Is Valentine’s Day a Tradition or a Commercial Farce?
As February has St Valentine’s Day, I thought I would focus this month’s blog on whether it is a tradition or a commercial farce. Valentine’s Day – the Saint is dropped so often – is celebrated on February 14. It is day symbolised by giving gifts to our loved one/s. People use this day to celebrate love. Sure, it is now a commercialised, yet the day is about giving to our loved one/s. Let’s explore how the tradition of gift-giving to our loved one/s originated.
Saint Valentine – Who was he?
There is not one but many St Valentines. As a Christian liturgical celebration it is a day to celebrate a number of Valentines who were martyred in the Early Church . In Eastern Orthodox Churches St Valentine’s Day is celebrated on July 6 and 30 – two days (different St Valentine’s though)!
Valentine’s Day Association with Love
Geoffrey Chaucer (an old dude from the 1300s who was famous writer) is credited with first associating St Valentine’s Day with romance in the book Parlement of Foules (1382; Assemblies of Birds in today’s language) . Chaucer wrote about birds choosing their mate on this day.

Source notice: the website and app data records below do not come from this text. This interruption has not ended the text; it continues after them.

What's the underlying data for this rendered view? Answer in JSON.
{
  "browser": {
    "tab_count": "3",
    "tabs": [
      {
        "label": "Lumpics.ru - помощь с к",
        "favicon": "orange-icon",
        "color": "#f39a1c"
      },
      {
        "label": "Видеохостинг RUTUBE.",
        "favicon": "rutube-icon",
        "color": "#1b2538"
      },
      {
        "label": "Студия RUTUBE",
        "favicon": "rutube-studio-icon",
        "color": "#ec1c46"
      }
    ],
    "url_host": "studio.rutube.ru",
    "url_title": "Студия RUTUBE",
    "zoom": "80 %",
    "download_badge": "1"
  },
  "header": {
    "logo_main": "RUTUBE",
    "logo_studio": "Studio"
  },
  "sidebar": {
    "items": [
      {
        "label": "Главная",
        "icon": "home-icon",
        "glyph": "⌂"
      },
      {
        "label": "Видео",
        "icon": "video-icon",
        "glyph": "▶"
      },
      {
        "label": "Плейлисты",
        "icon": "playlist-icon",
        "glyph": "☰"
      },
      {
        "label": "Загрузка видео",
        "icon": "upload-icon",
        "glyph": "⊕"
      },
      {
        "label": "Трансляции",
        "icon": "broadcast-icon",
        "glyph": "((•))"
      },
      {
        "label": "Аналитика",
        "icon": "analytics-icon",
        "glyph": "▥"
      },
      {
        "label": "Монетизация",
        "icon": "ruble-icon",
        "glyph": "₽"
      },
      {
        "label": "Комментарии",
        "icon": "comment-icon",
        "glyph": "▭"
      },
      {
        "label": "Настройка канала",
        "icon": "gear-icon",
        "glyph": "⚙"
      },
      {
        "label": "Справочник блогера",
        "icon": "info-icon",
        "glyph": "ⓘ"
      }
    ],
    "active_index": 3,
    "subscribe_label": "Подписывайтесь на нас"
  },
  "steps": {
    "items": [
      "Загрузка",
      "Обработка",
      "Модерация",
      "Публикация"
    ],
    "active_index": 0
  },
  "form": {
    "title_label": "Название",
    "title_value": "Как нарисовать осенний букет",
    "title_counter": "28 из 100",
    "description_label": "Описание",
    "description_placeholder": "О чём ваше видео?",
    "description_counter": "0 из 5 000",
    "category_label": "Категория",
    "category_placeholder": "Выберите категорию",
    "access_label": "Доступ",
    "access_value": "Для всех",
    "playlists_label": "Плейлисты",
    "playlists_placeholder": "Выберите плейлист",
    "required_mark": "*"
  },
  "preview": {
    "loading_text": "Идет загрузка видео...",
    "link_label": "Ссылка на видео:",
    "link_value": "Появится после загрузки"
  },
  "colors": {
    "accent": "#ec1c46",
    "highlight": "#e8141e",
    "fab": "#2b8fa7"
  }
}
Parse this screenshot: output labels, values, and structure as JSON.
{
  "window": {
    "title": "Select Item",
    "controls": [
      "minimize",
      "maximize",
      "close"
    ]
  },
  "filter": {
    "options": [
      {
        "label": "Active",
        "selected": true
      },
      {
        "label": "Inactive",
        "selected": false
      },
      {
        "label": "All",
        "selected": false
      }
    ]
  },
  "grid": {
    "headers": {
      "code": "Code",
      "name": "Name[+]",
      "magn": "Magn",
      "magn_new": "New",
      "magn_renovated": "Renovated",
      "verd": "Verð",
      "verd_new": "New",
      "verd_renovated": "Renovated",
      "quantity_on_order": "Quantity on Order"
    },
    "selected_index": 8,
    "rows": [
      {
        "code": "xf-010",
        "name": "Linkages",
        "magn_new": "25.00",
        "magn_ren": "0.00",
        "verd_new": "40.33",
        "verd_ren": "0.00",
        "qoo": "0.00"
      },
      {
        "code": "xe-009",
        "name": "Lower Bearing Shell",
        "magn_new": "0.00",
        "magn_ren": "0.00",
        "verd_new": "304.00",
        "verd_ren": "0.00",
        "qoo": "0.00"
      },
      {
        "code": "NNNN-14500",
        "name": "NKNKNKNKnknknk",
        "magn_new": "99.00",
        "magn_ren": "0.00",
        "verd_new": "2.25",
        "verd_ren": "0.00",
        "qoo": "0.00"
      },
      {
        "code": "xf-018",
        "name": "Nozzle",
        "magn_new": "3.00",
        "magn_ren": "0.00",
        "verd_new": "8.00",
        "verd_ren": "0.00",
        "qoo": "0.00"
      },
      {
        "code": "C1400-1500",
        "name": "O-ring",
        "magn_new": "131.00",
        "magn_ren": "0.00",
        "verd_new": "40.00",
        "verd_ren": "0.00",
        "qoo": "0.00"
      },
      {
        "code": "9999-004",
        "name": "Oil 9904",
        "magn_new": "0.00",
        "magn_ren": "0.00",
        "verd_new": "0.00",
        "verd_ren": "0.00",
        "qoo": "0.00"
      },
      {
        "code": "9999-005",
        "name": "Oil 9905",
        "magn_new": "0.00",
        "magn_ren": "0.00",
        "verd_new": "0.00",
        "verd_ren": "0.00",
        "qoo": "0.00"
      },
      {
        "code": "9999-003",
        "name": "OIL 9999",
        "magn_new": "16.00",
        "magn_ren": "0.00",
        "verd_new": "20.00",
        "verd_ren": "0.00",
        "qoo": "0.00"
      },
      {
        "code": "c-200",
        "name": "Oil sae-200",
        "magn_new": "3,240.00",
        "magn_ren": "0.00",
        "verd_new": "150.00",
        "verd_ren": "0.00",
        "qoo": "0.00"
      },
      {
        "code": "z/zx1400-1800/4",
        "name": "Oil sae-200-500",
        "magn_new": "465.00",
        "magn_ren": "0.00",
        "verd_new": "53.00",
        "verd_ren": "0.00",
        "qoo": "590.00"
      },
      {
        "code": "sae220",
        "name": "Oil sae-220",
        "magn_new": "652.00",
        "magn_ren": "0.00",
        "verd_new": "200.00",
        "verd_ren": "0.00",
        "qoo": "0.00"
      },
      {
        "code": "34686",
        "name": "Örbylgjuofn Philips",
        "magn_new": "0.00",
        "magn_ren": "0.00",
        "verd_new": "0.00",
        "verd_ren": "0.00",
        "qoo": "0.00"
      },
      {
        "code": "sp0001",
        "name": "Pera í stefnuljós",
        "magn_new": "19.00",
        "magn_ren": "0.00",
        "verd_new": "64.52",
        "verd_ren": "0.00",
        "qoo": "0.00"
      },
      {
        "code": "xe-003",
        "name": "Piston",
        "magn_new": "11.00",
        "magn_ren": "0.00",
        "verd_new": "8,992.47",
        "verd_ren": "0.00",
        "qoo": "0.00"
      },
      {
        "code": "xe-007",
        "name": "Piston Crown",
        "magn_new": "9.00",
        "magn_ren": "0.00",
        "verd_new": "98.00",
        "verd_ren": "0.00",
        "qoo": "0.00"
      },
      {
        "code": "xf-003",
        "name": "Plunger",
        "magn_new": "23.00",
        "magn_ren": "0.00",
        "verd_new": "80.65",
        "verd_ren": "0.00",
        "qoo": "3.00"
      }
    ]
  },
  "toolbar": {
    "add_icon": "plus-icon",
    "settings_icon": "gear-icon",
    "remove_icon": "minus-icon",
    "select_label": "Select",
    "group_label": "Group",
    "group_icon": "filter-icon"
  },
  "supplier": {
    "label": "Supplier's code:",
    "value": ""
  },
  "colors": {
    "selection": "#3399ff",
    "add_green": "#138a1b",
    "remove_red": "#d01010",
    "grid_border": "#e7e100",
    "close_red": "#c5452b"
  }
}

Although it has been pointed out that February 14 in England is an unlikely time for birds to begin mating rituals – it is still winter and cold.
Another story about Valentine’s Day as a day of love’s celebration dates to the French royal court of Charles VI. Apparently, King Charlie held an over-the-top banquet, with entertainment including love songs and poetry competitions. It was reported that Ladies-in-Attendance ruled on lovers’ disputes .
Roses are Red……
We all know the poem:
Roses are red
Violets are blue
The honey is sweet
And so are you .
There is more to this poem, I discovered when researching this blog.
The rose is red, the violet’s blue,
The honey’s sweet, and so are you.
Thou art my love and I am thine;
I drew thee to my Valentine:
The lot was cast and then I drew,
And fortune said it shou’d be you.
The poem is called Garland and was written by Gammer Gurton in 1784 as a Valentine’s Day poem.
Gift Giving: A Valentine
Paper Valentines were originally a handwritten note or card, often with lace and ribbon given by young gentlemen to their lover. By 1800s Valentines were being mass-produced and called “mechanical Valentines”.
It seems men have always had problems with romance, as The Young Man’s Valentine Writer was published in 1797 to assist men who had difficulty with words.
St Valentine’s Day it appears has a long history of not being a religious celebration yet a day of celebrating love and courtship.
So Why Cupid?
No idea! I could not find any reputable references to a historical connection. Cupid was the Roman god of desire, erotic love, attraction and affection. The Greek equivalent was Eros. A shot by Cupid’s arrow would result in the recipient being filled with uncontrollable desire.
Cupid is associated with St Valentine’s Day because of his representation of love and affection. This appears to be a modern association.
A Valentine on Valentine’s Day
A Valentine is the gift given on Valentine’s Day. The idea of giving Valentines was well truly in place in the late 1700s and early 1800s. The commercialisation started not long after. Valentine’s Day is day to celebrate love and give a gift to our loved one/s.
The act of gift-giving is symbolic in many ways. Gifts are visual symbols of love. In many marriage ceremonies rings are exchanged as a symbol of love without end. In giving a gift we are giving a material aspect of ourselves. The thought which went into the selection of the gift represents the emotional value (symbol) of love. Blessed are those who give for they do love.
St. Valentine’s Day is no so much a liturgical celebration anymore, but a day celebrating love. It has a tradition dating back to the Middle Ages in European-based society. The commercialisation of Valentine’s Day also appears to be traditional, with it occurring in the late 1700s/early 1800s. The idea of giving a gift to a loved one Valentine’s Day is a symbolic celebration of love.
So what are you giving this Valentine’s Day?
Dr Christopher Fox is a Psychosexual and Relationship Therapist at Sex Life Therapy in Melbourne. He has clinics in East Melbourne and Frankston.
References  Ansga 1986, Chaucer and the Cult of Saint valentine, pp. 46-58  Oruch, Jack B., “St. Valentine, Chaucer, and Spring in February”, Speculum, 56 (1981): 534–65.  Ansgar, 1986, Chapter 8, The Hibermantino of the Mating Season, pp. 131–138  Gammer Gurton’s Garland (London, 1784) in I. Opie and P. Opie, The Oxford Dictionary of Nursery Rhymes (Oxford University Press, 1951, 2nd ed., 1997), p. 375. Disclaimer: The information contained in this document should be read as general in nature and is only to provide an overview of the subject matter covered. Please read product packaging carefully and follow all instructions.